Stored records

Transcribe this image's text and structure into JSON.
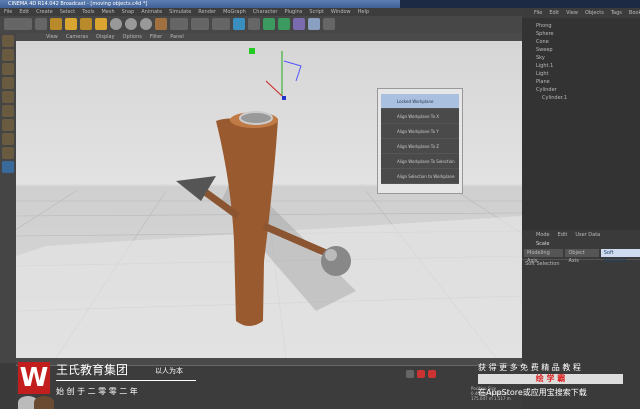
{
  "title": "CINEMA 4D R14.042 Broadcast - [moving objects.c4d *]",
  "menu": [
    "File",
    "Edit",
    "Create",
    "Select",
    "Tools",
    "Mesh",
    "Snap",
    "Animate",
    "Simulate",
    "Render",
    "MoGraph",
    "Character",
    "Plugins",
    "Script",
    "Window",
    "Help"
  ],
  "viewport_menu": [
    "View",
    "Cameras",
    "Display",
    "Options",
    "Filter",
    "Panel"
  ],
  "object_manager": {
    "menu": [
      "File",
      "Edit",
      "View",
      "Objects",
      "Tags",
      "Bookmarks"
    ],
    "objects": [
      "Phong",
      "Sphere",
      "Cone",
      "Sweep",
      "Sky",
      "Light.1",
      "Light",
      "Plane",
      "Cylinder",
      "Cylinder.1"
    ]
  },
  "popup": {
    "items": [
      "Locked Workplane",
      "Align Workplane To X",
      "Align Workplane To Y",
      "Align Workplane To Z",
      "Align Workplane To Selection",
      "Align Selection to Workplane"
    ]
  },
  "attributes": {
    "menu": [
      "Mode",
      "Edit",
      "User Data"
    ],
    "object": "Scale",
    "tabs": [
      "Modeling Axis",
      "Object Axis",
      "Soft Selection"
    ],
    "section": "Soft Selection"
  },
  "coords": {
    "headers": [
      "Position",
      "Size"
    ],
    "values": [
      "0.408 m",
      "40.183 m",
      "175.047 m",
      "1.517 m"
    ]
  },
  "watermark": {
    "logo": "W",
    "brand": "王氏教育集团",
    "slogan": "以人为本",
    "since": "始 创 于 二 零 零 二 年",
    "right1": "获 得 更 多 免 费 精 品 教 程",
    "right2": "绘 学 霸",
    "right3": "在AppStore或应用宝搜索下载"
  }
}
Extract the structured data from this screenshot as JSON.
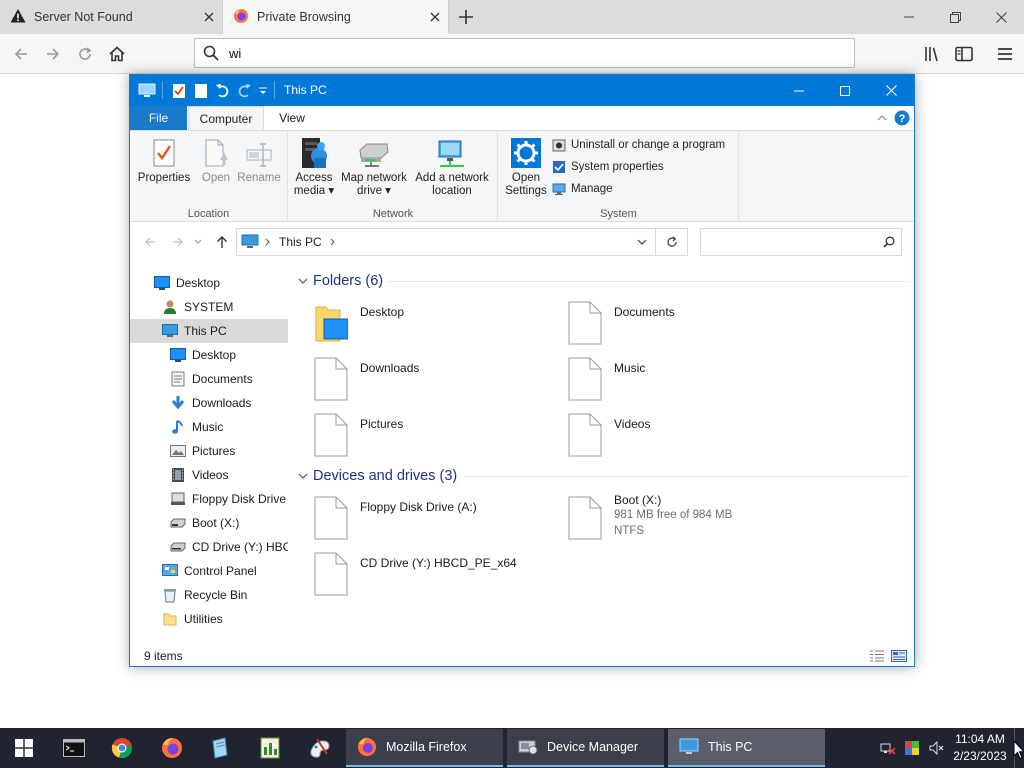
{
  "firefox": {
    "tabs": [
      {
        "title": "Server Not Found"
      },
      {
        "title": "Private Browsing"
      }
    ],
    "url_value": "wi"
  },
  "explorer": {
    "title": "This PC",
    "ribbon_tabs": [
      "File",
      "Computer",
      "View"
    ],
    "ribbon": {
      "location": {
        "label": "Location",
        "properties": "Properties",
        "open": "Open",
        "rename": "Rename"
      },
      "network": {
        "label": "Network",
        "access_media_1": "Access",
        "access_media_2": "media",
        "map_drive_1": "Map network",
        "map_drive_2": "drive",
        "add_location_1": "Add a network",
        "add_location_2": "location"
      },
      "system": {
        "label": "System",
        "open_settings_1": "Open",
        "open_settings_2": "Settings",
        "uninstall": "Uninstall or change a program",
        "system_properties": "System properties",
        "manage": "Manage"
      }
    },
    "address": {
      "crumb": "This PC"
    },
    "nav": [
      {
        "label": "Desktop",
        "icon": "desktop-icon"
      },
      {
        "label": "SYSTEM",
        "icon": "user-icon"
      },
      {
        "label": "This PC",
        "icon": "computer-icon"
      },
      {
        "label": "Desktop",
        "icon": "desktop-icon"
      },
      {
        "label": "Documents",
        "icon": "documents-icon"
      },
      {
        "label": "Downloads",
        "icon": "downloads-icon"
      },
      {
        "label": "Music",
        "icon": "music-icon"
      },
      {
        "label": "Pictures",
        "icon": "pictures-icon"
      },
      {
        "label": "Videos",
        "icon": "videos-icon"
      },
      {
        "label": "Floppy Disk Drive",
        "icon": "floppy-icon"
      },
      {
        "label": "Boot (X:)",
        "icon": "drive-icon"
      },
      {
        "label": "CD Drive (Y:) HBC",
        "icon": "cd-drive-icon"
      },
      {
        "label": "Control Panel",
        "icon": "control-panel-icon"
      },
      {
        "label": "Recycle Bin",
        "icon": "recycle-bin-icon"
      },
      {
        "label": "Utilities",
        "icon": "folder-icon"
      }
    ],
    "groups": {
      "folders": {
        "title": "Folders (6)",
        "items": [
          {
            "name": "Desktop"
          },
          {
            "name": "Documents"
          },
          {
            "name": "Downloads"
          },
          {
            "name": "Music"
          },
          {
            "name": "Pictures"
          },
          {
            "name": "Videos"
          }
        ]
      },
      "devices": {
        "title": "Devices and drives (3)",
        "items": [
          {
            "name": "Floppy Disk Drive (A:)",
            "free": "",
            "fs": ""
          },
          {
            "name": "Boot (X:)",
            "free": "981 MB free of 984 MB",
            "fs": "NTFS"
          },
          {
            "name": "CD Drive (Y:) HBCD_PE_x64",
            "free": "",
            "fs": ""
          }
        ]
      }
    },
    "status": {
      "count": "9 items"
    }
  },
  "taskbar": {
    "tasks": [
      {
        "label": "Mozilla Firefox"
      },
      {
        "label": "Device Manager"
      },
      {
        "label": "This PC"
      }
    ],
    "clock": {
      "time": "11:04 AM",
      "date": "2/23/2023"
    }
  },
  "colors": {
    "accent": "#0078d7",
    "taskbar": "#1f2430",
    "group_heading": "#1e3287"
  }
}
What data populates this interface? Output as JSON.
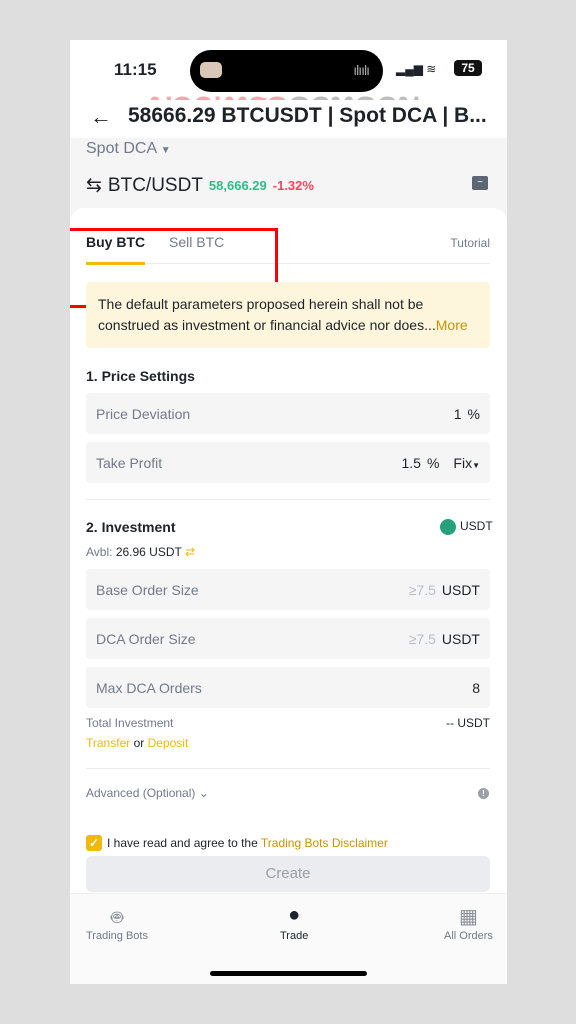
{
  "status_bar": {
    "time": "11:15",
    "battery": "75"
  },
  "watermark": {
    "text_red": "บอกเทรด",
    "text_gray": "ดอทคอม"
  },
  "header": {
    "title": "58666.29 BTCUSDT | Spot DCA | B..."
  },
  "strategy_selector": {
    "label": "Spot DCA"
  },
  "pair": {
    "symbol": "BTC/USDT",
    "price": "58,666.29",
    "change": "-1.32%"
  },
  "colors": {
    "accent": "#f0b90b",
    "up": "#2ebd85",
    "down": "#f6465d",
    "highlight_box": "#ff0000"
  },
  "tabs": [
    {
      "label": "Buy BTC",
      "active": true
    },
    {
      "label": "Sell BTC",
      "active": false
    }
  ],
  "tutorial_label": "Tutorial",
  "notice": {
    "text": "The default parameters proposed herein shall not be construed as investment or financial advice nor does...",
    "more": "More"
  },
  "price_settings": {
    "title": "1. Price Settings",
    "price_deviation": {
      "label": "Price Deviation",
      "value": "1",
      "unit": "%"
    },
    "take_profit": {
      "label": "Take Profit",
      "value": "1.5",
      "unit": "%",
      "mode": "Fix"
    }
  },
  "investment": {
    "title": "2. Investment",
    "currency": "USDT",
    "avbl_label": "Avbl:",
    "avbl_value": "26.96 USDT",
    "base_order": {
      "label": "Base Order Size",
      "placeholder": "≥7.5",
      "unit": "USDT"
    },
    "dca_order": {
      "label": "DCA Order Size",
      "placeholder": "≥7.5",
      "unit": "USDT"
    },
    "max_dca": {
      "label": "Max DCA Orders",
      "value": "8"
    },
    "total_label": "Total Investment",
    "total_value": "-- USDT",
    "transfer": "Transfer",
    "or": "or",
    "deposit": "Deposit"
  },
  "advanced_label": "Advanced (Optional)",
  "agree": {
    "checked": true,
    "text": "I have read and agree to the ",
    "link": "Trading Bots Disclaimer"
  },
  "create_label": "Create",
  "bottom_nav": [
    {
      "label": "Trading Bots",
      "icon": "robot-icon"
    },
    {
      "label": "Trade",
      "icon": "trade-icon",
      "active": true
    },
    {
      "label": "All Orders",
      "icon": "orders-icon"
    }
  ]
}
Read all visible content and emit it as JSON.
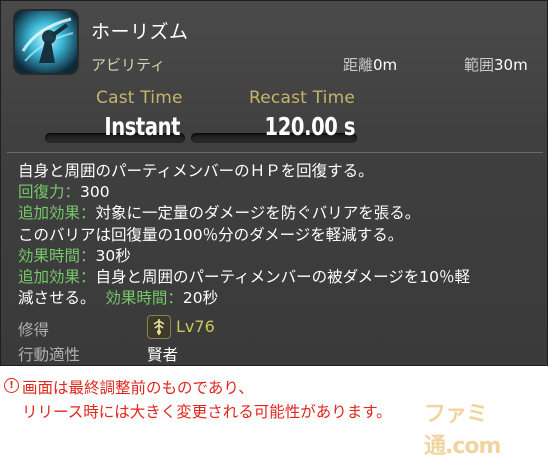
{
  "skill": {
    "name": "ホーリズム",
    "type": "アビリティ",
    "distance_label": "距離",
    "distance_value": "0m",
    "range_label": "範囲",
    "range_value": "30m",
    "icon": "holism-skill-icon"
  },
  "timing": {
    "cast_label": "Cast Time",
    "cast_value": "Instant",
    "recast_label": "Recast Time",
    "recast_value": "120.00 s"
  },
  "description": {
    "line1": "自身と周囲のパーティメンバーのＨＰを回復する。",
    "potency_label": "回復力：",
    "potency_value": "300",
    "effect1_label": "追加効果：",
    "effect1_text": "対象に一定量のダメージを防ぐバリアを張る。",
    "line4": "このバリアは回復量の100％分のダメージを軽減する。",
    "duration1_label": "効果時間：",
    "duration1_value": "30秒",
    "effect2_label": "追加効果：",
    "effect2_text_a": "自身と周囲のパーティメンバーの被ダメージを10％軽",
    "effect2_text_b": "減させる。",
    "duration2_label": "効果時間：",
    "duration2_value": "20秒"
  },
  "meta": {
    "acquired_label": "修得",
    "acquired_level": "Lv76",
    "job_label": "行動適性",
    "job_value": "賢者",
    "job_icon": "sage-job-icon"
  },
  "notice": {
    "line1": "画面は最終調整前のものであり、",
    "line2": "リリース時には大きく変更される可能性があります。",
    "icon_glyph": "!"
  },
  "watermark": {
    "text": "ファミ通.com"
  },
  "colors": {
    "panel": "#3f3f3f",
    "label_gold": "#c6b46a",
    "effect_green": "#76c96a",
    "notice_red": "#e0271e",
    "level_yellow": "#c9c95a"
  }
}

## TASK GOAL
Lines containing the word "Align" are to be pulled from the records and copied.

## TASK RESULT
      "Align Workplane To X",
      "Align Workplane To Y",
      "Align Workplane To Z",
      "Align Workplane To Selection",
      "Align Selection to Workplane"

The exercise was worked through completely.